On this episode, Gwen and Derek welcome Jon Nielsen to The Comics Alternative. His new book Look recently debuted at the MoCCA Arts Festival, and Jon talks with the cohosts on the eve of the event. Among the various topics they cover, Gwen and Derek ask Jon about the story’s evolution from webcomic to printed form, his process in finding an appropriate publisher, the existential nature of his narrative — something like a Waiting for Godot with cute robots — the all-age appropriateness of his storytelling, and his broader work within the webcomics format. His popular online title, Massive Pwnage, came to an end last year. Jon is a young creator, doing some exciting things, and both Gwen and Derek were glad to get him on the podcast in early bloom.

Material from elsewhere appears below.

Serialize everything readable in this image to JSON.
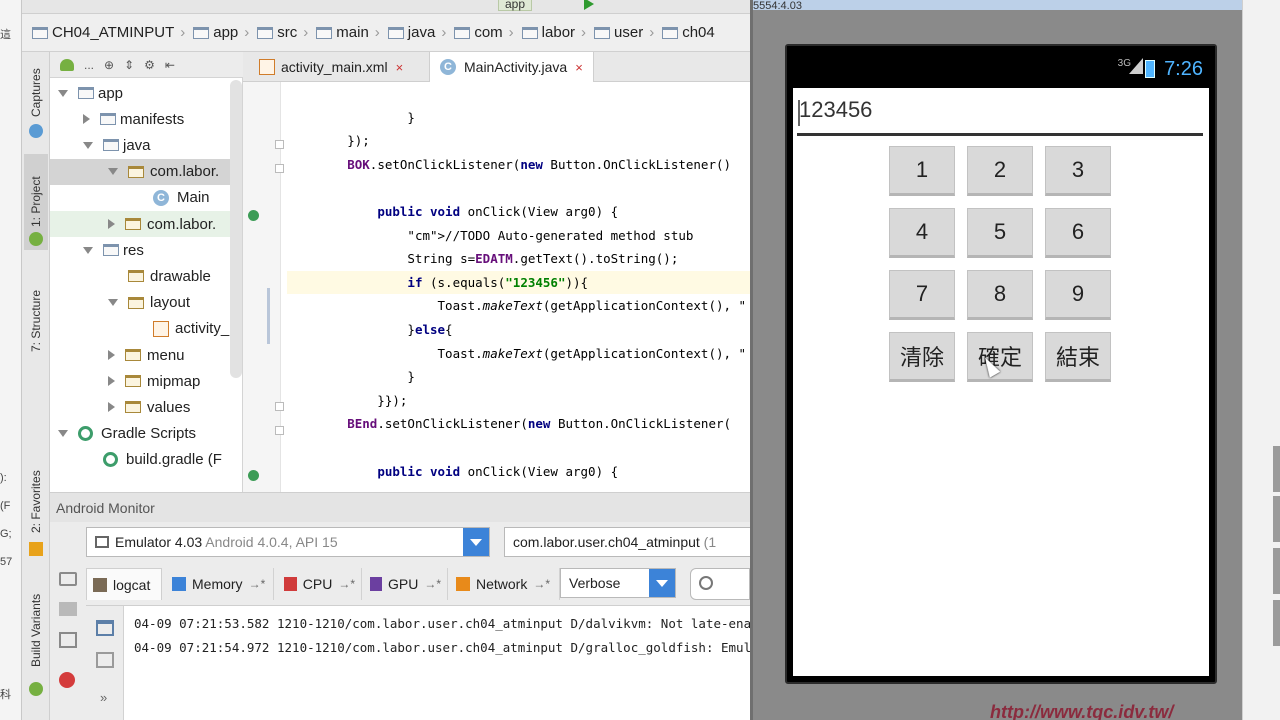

As listeners of The Comics Alternative know, Andy oversees the annual Sumter Comic Arts Symposium every spring, and this year is no different. And this time, not only has he organized the entire event, but he also took time out of his duties to interview several of the creators who appeared at the symposium. First, he speaks with Sophie Goldstein and Carl Antonowicz at the local Waffle House — the sound quality isn’t ideal, but the breakfast ambience is palpable — and then he conducts an interview with Jeremy Whitley, talking primarily about his recent work with Marvel Comics.